And, on behalf of the United States, I want to express my profound appreciation to people across Chad and the government for their kindness and generosity.
But while the refugees I met were able to escape the conflict, millions of people are still trapped and desperate inside Sudan – and are running out of food and basic resources. They are running out of hope.
Attacks on health facilities have left more than 80 percent of hospitals inside of Sudan nonfunctional. And the public health crisis has been exacerbated by poor sanitation, lack of electricity, non-functioning water treatment options, and over-capacity of morgues.
We also know that clashes and roadblocks are preventing humanitarian aid from reaching people in dire need and endangering the lives of aid workers. And we call on Sudanese authorities to allow for the unhindered and sustained movement of humanitarian goods and personnel, to facilitate the importation of humanitarian goods and equipment, and to expedite visa approvals for international humanitarian workers.
Colleagues, my takeaway from my trip was this – and we heard this from our briefers – the international community is failing the Sudanese people. As we speak, Sudan’s Humanitarian Response Plan for 2023 is less than 30 percent funded. That’s shameful. And it’s a stain on our common humanity.

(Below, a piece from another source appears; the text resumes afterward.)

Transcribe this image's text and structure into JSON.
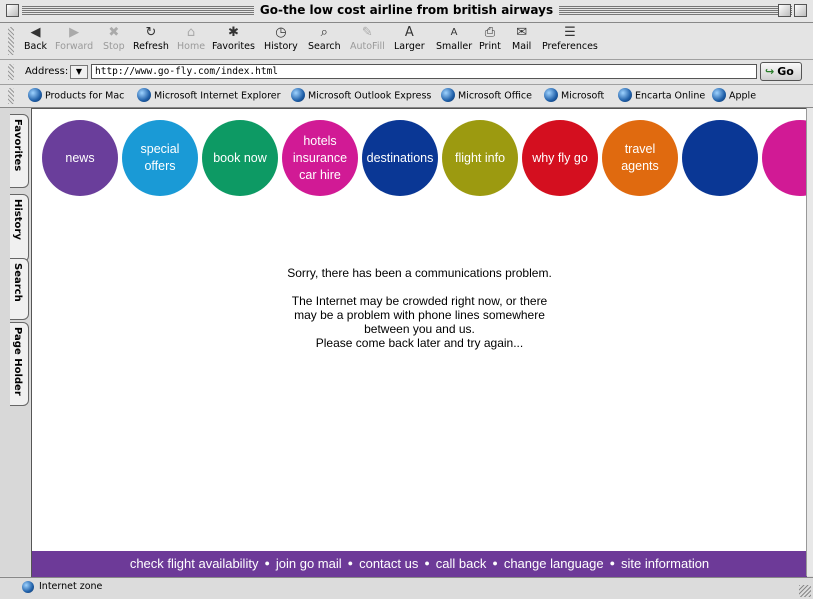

For our part, the United States is committed to supporting the Sudanese people in their time of need. While in Chad, I announced the U.S. is providing nearly 163 million dollars in additional humanitarian assistance for the people of Sudan and for neighboring countries. This brings the total U.S. humanitarian assistance for the Sudan emergency to nearly 710 million dollars.
During my trip, I also announced U.S. sanctions on Abdelrahim Hamdan Dagalo, a senior commander in Sudan’s Rapid Support Forces and the brother of RSF commander Mohamed Hamdan Dagalo, also known as Hemedti – for his connections to abuses by the RSF against civilians in Sudan.
Additionally, we are imposing U.S. visa restrictions on RSF general and West Darfur commander Abdul Rahman Juma for his involvement in gross violations of human rights.
We must all condemn, and work to prevent and respond to, ongoing atrocities in Sudan, and hold those responsible accountable. These acts of brutality contribute to widespread conflict-related sexual violence across Darfur, as reported by the 1591 Committee’s Panel of Experts interim report.
Colleagues, the United States joins our regional and international partners in calling for the Sudanese Armed Forces and Rapid Support Forces to end the fighting, respect human rights, and adhere to their obligations under international humanitarian law. We support coordinated international diplomatic efforts in pursuit of peace by the AU, IGAD, League of Arab States, UN, and other partners from the Horn of Africa and the Middle East.
Finally, we remain unwavering in our support of the democratic aspirations of the Sudanese people for a civilian government and a stable, democratic Sudan. We will continue to support civilian leaders – working closely with the AU and IGAD – in charting a process to establish a transition to democratic civilian rule. As we do so, we must ensure inclusive, accountable, and transparent processes that reflect the full diversity of the Sudanese people.
Colleagues, I will continue to raise this issue in the Council. We cannot look away as people suffer, as the conflict rages on. The international community must do more to address the humanitarian crisis, and secure peace and justice for the Sudanese people. For the child I saw wasting away in the hospital. For the victims of rape and other atrocities. For all those trapped under violence and struggling to survive. And for that young woman who looked at me and told me she had lost her ambition, with the hope that one day we can help her claim that back.